Previously I mentioned my lack of knowledge about sexual matters. It goes without saying that I also knew absolutely nothing about menstruation. Every few weeks (probably every four?) I was handed a two shilling piece and a note on a small piece of paper and had to hand them over in a small drapery shop around the corner. In return the lady would give me a soft, fairly bulky package wrapped in plain brown paper. I was never told what I was buying and I never asked. Adults had many mysteries. This was one of them.

A stray thought that probably goes back to our time in London. ďBack to Square OneĒ has pretty well gone around most of the English-speaking world. I think I know how it started. In the days before television the BBCís biggest radio (wireless) broadcast of the year came from Wembley Stadium and was the Cup Final. The BBC published a weekly program guide called The Radio Times. One year just before the match it included an outline of the pitch divided into numbered squares. They employed a second commentator who gave out numbers to help listeners to visualise where the action was on the field. It went something like this: C2: Square One. C1: The goalkeeper boots the ball up the pitch to the inside right position. C2 Square Six. C1: He canít make any progress and canít find anybody to pass it to so he returns it to the keeper. C2: Back to Square One. Thereís probably a better explanation but Iíll settle for that one.

Now I think I can move on to 1935 again. We moved to a better residential street. This was a quite old terrace. Our house had an insurance companyís plaque on the front wall. Before municipal fire brigades the companies had their own units and they attended only to fires in premises insured with them. Inside there was an indicator in the kitchen showing in which room the bell had been rung so that the servants could attend accordingly.

Next door lived a deaf lady who had been a teacher and who tried to help me with my handwriting. Nottingham had a rotten convoluted script that I found impossible. Iíll try to write in one or two letters below.

Youíll see that even using a ballpen Iím not very good at it. At school we had pens with steel nibs. We dipped those in small inkwells. You also needed a sheet of blotting paper to dry your writing and to mop up any blots. The latter was severely frowned upon but I was probably better at making blots than writing script. I think you were supposed to make up strokes thin and down strokes thick. Very funny. I had the utmost difficulty making the letters at all without trying anything fancy. Fortunately they werenít too fussy at the secondary school and I think you were even allowed to use a fountain pen. New nibs didnít write very well so you sucked them first. I can still remember the metallic taste. I donít know what the saliva did but it worked. Similarly a new gas mantle had to be burned in. A mantle was a thin cotton structure about the size of an inverted egg cup. It fitted over the burning gas jet and diffused the light quite pleasantly. My generation is probably the last to know what a gas mantle burning in smelled like.
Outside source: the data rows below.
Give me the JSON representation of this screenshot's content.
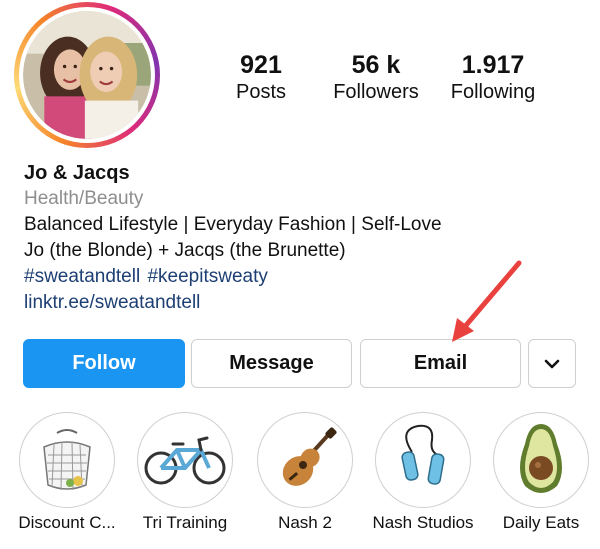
{
  "profile": {
    "stats": [
      {
        "number": "921",
        "label": "Posts"
      },
      {
        "number": "56 k",
        "label": "Followers"
      },
      {
        "number": "1.917",
        "label": "Following"
      }
    ],
    "name": "Jo & Jacqs",
    "category": "Health/Beauty",
    "bio_lines": [
      "Balanced Lifestyle | Everyday Fashion | Self-Love",
      "Jo (the Blonde) + Jacqs (the Brunette)"
    ],
    "hashtags": [
      "#sweatandtell",
      "#keepitsweaty"
    ],
    "link": "linktr.ee/sweatandtell"
  },
  "actions": {
    "follow": "Follow",
    "message": "Message",
    "email": "Email",
    "more_icon": "chevron-down-icon"
  },
  "highlights": [
    {
      "label": "Discount C...",
      "icon": "mesh-bag-icon"
    },
    {
      "label": "Tri Training",
      "icon": "bicycle-icon"
    },
    {
      "label": "Nash 2",
      "icon": "guitar-icon"
    },
    {
      "label": "Nash Studios",
      "icon": "jump-rope-icon"
    },
    {
      "label": "Daily Eats",
      "icon": "avocado-icon"
    }
  ],
  "colors": {
    "follow_button": "#1a95f2",
    "link_text": "#1d3f73",
    "arrow": "#e8413e"
  }
}
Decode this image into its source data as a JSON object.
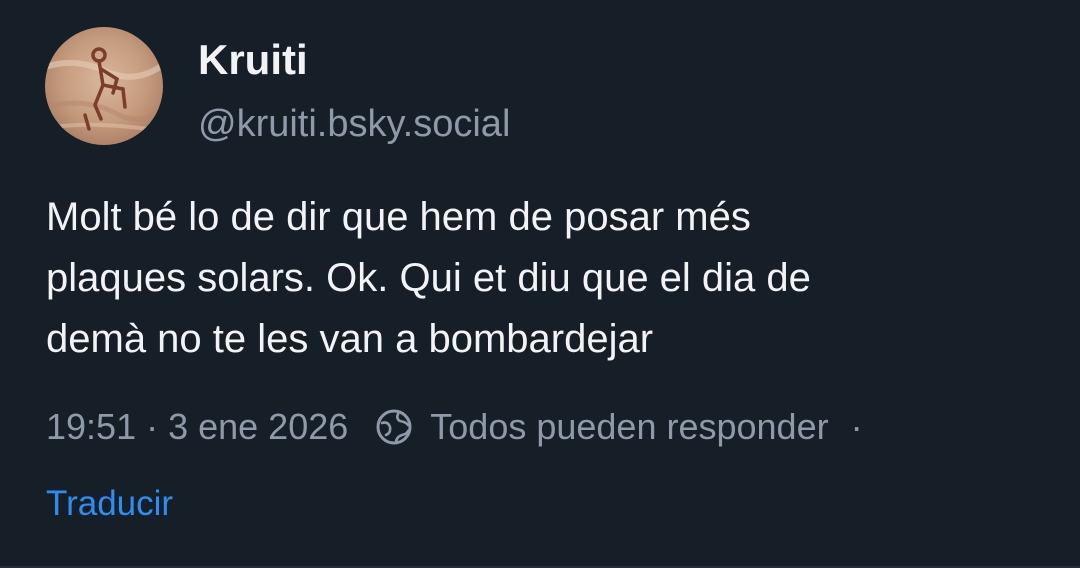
{
  "author": {
    "display_name": "Kruiti",
    "handle": "@kruiti.bsky.social",
    "avatar_icon": "avatar-image"
  },
  "post": {
    "text": "Molt bé lo de dir que hem de posar més\nplaques solars. Ok. Qui et diu que el dia de\ndemà no te les van a bombardejar"
  },
  "meta": {
    "timestamp": "19:51",
    "separator": "·",
    "date": "3 ene 2026",
    "reply_icon": "globe-icon",
    "reply_setting": "Todos pueden responder",
    "more_dot": "·"
  },
  "actions": {
    "translate": "Traducir"
  },
  "colors": {
    "background": "#161e27",
    "text": "#f1f3f5",
    "muted": "#8d9aaa",
    "link": "#2f8cf0"
  }
}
Dad, incidentally, wrote a rather good copperplate. His writing was neat and legible. During the war when he had to sign orders for noticeboards etc he always signed his name very clearly so it would be read and remembered by higher ups. It didnít do him any good but I suppose it was worth a try. next